But the thing that made me squeal for joy the loudest was the fact that Donald’s carries Island Farms products. Don’t ask me why, but I just find Island Farms milk tastes better. I’ll quote my father on how he describes milk from the other main regional dairy (which I shall not name), “Sometimes it tastes like they forgot to rinse the cleaner out of the tank.”

I’m not going to give a 100% positive review. Despite all this good, there was one item glaringly missing: a butcher. There was packaged meat, as you’d expect from any grocery store, but there wasn’t a butcher or fish counter with products such as thick-sliced  bacon or fresh-carved fish fillets. However, having heard Mark’s vision for the River Market, I’m sure this is an item that will be addressed either through Donald’s or through separate butcher and fish vendors setting up shop in the market. I need to find a closer source of the pork belly for my Chongqing recipe that goes along with the garlic stems mentioned before!

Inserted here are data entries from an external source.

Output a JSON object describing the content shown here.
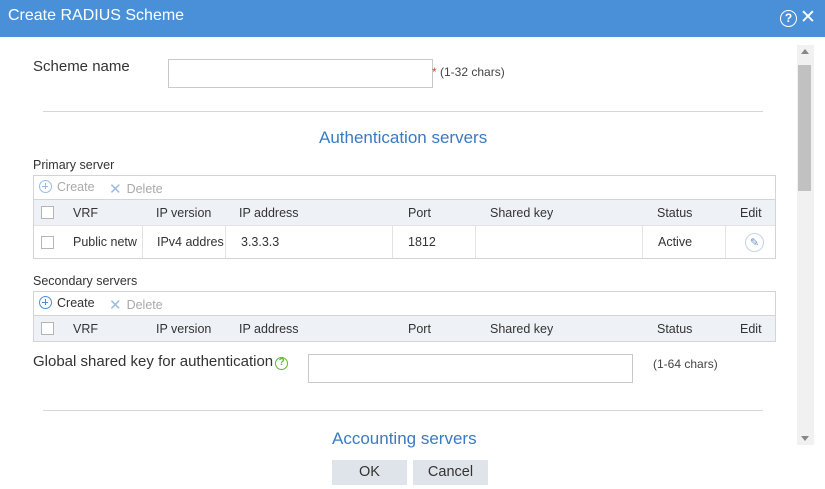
{
  "dialog": {
    "title": "Create RADIUS Scheme",
    "help_glyph": "?",
    "close_glyph": "✕"
  },
  "scheme": {
    "label": "Scheme name",
    "value": "",
    "required_mark": "*",
    "hint": "(1-32 chars)"
  },
  "auth": {
    "title": "Authentication servers",
    "primary": {
      "label": "Primary server",
      "toolbar": {
        "create": "Create",
        "delete": "Delete"
      },
      "columns": [
        "VRF",
        "IP version",
        "IP address",
        "Port",
        "Shared key",
        "Status",
        "Edit"
      ],
      "rows": [
        {
          "vrf": "Public netw",
          "ip_version": "IPv4 addres",
          "ip_address": "3.3.3.3",
          "port": "1812",
          "shared_key": "",
          "status": "Active",
          "edit_icon": "pencil-icon"
        }
      ]
    },
    "secondary": {
      "label": "Secondary servers",
      "toolbar": {
        "create": "Create",
        "delete": "Delete"
      },
      "columns": [
        "VRF",
        "IP version",
        "IP address",
        "Port",
        "Shared key",
        "Status",
        "Edit"
      ]
    },
    "global_key": {
      "label": "Global shared key for authentication",
      "help_glyph": "?",
      "value": "",
      "hint": "(1-64 chars)"
    }
  },
  "acct": {
    "title": "Accounting servers"
  },
  "buttons": {
    "ok": "OK",
    "cancel": "Cancel"
  },
  "colors": {
    "title_bar": "#4a90d9",
    "section_title": "#3a7ac2",
    "help_icon": "#5cb82a",
    "required": "#e53935",
    "header_bg": "#eef1f6"
  }
}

I was already excited about getting our market back, but after seeing for myself this shop which my one witness had raved about, I’m even more excited! Donald’s will be a fantastic addition to the Quayside and Downtown neighbourhoods.